- Add nuts, almonds and seeds to your snacks or in your breads, muffins, cakes and in your salads or Asian dishes, for example.
- As often as possible, eat meat substitutes such as legumes, tofu, soy protein and fatty fish.
- Consume oatmeal and other oatmeal cereals more often for their soluble fiber.
- Substitute refined rice or pasta with quinoa and other whole grains.
- Eat more fruits like apples, grapes and citrus fruits.
- Practical recipes for hiking
Even on the trails, it is possible to choose snacks rich in phytosterols! It’s just a matter of finding recipes that include the main sources of this nutrient, as shown in the table above. So go on an adventure with these practical snacks:
Question / answer
If I have high cholesterol, should I take a phytosterol supplement?
First of all, it’s important to talk to your nutritionist and doctor about all kinds of supplements that you might be tempted to take, whatever they are. Some supplements can interact with medications and thus change their effect or cause side effects. Due to the limited choice of products fortified with phytosterols currently and the low intake from food, some people may benefit from a supplement.
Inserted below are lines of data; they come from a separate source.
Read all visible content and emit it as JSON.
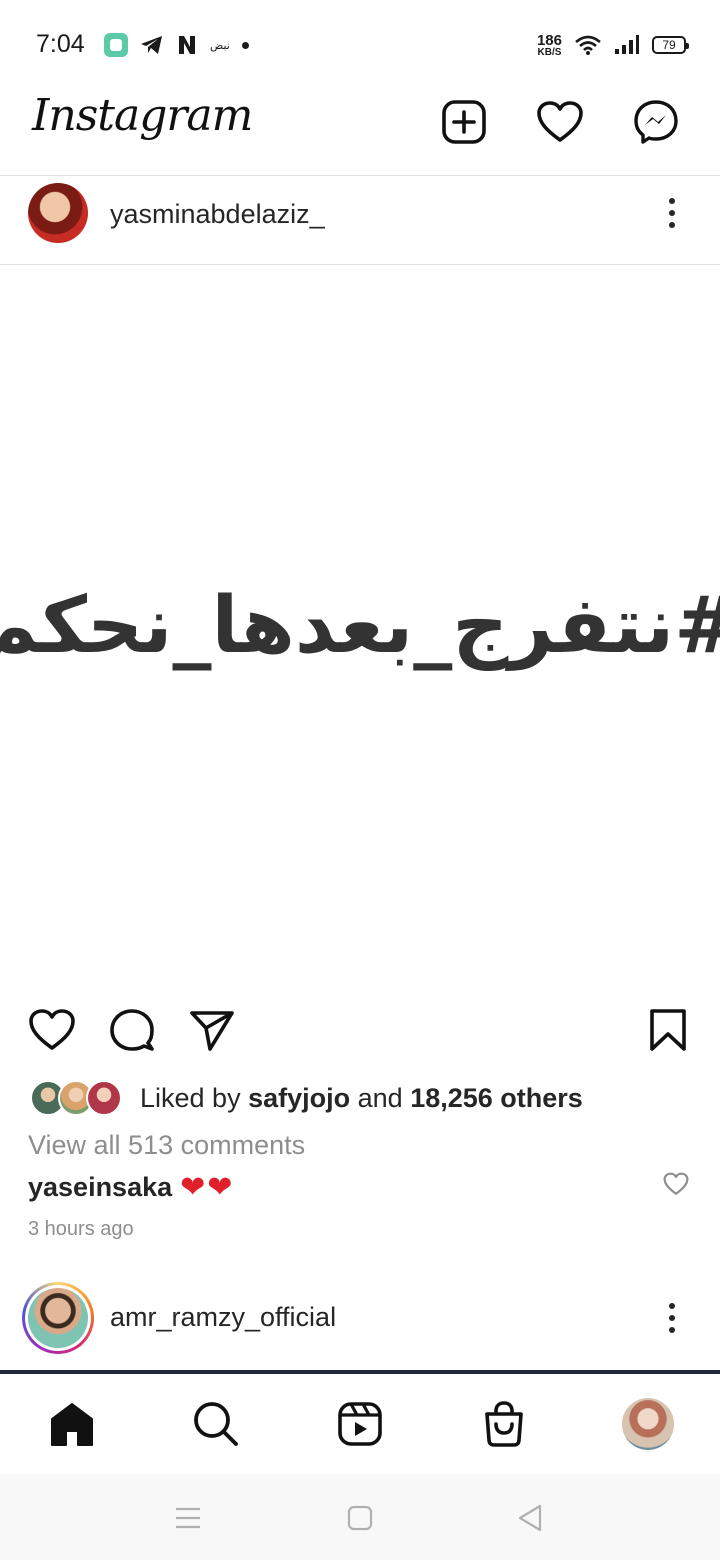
{
  "status_bar": {
    "time": "7:04",
    "notif_text": "نبض",
    "speed_value": "186",
    "speed_unit": "KB/S",
    "battery": "79"
  },
  "header": {
    "logo": "Instagram",
    "icons": [
      "add-post-icon",
      "heart-icon",
      "messenger-icon"
    ]
  },
  "post": {
    "username": "yasminabdelaziz_",
    "media_text": "#نتفرج_بعدها_نحكم",
    "likes_prefix": "Liked by",
    "liker": "safyjojo",
    "likes_and": "and",
    "likes_others": "18,256 others",
    "view_comments": "View all 513 comments",
    "comment_user": "yaseinsaka",
    "comment_text": "❤❤",
    "time_ago": "3 hours ago"
  },
  "next_post": {
    "username": "amr_ramzy_official"
  },
  "bottom_nav": [
    "home-icon",
    "search-icon",
    "reels-icon",
    "shop-icon",
    "profile-avatar"
  ],
  "colors": {
    "text": "#262626",
    "muted": "#8e8e8e",
    "heart_red": "#e0202b"
  }
}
However, these supplements can make medicines more effective, so the dose of the medicine sometimes needs to be adjusted. Some side effects have also been reported: Phytosterol supplements can reduce the level of carotenoids (antioxidants) in the blood. It is therefore recommended to increase your consumption of fruits and vegetables each day to curb this problem (make sure you eat regularly citrus fruits, carrots, sweet potatoes, squash). Occasionally, supplements can also cause mild gastrointestinal upset, such as constipation, diarrhea or cramps. And finally, if you decide to take a supplement with your doctor’s consent, make sure it is esterified, the dose is adequate (3g maximum), and that you take it with a meal.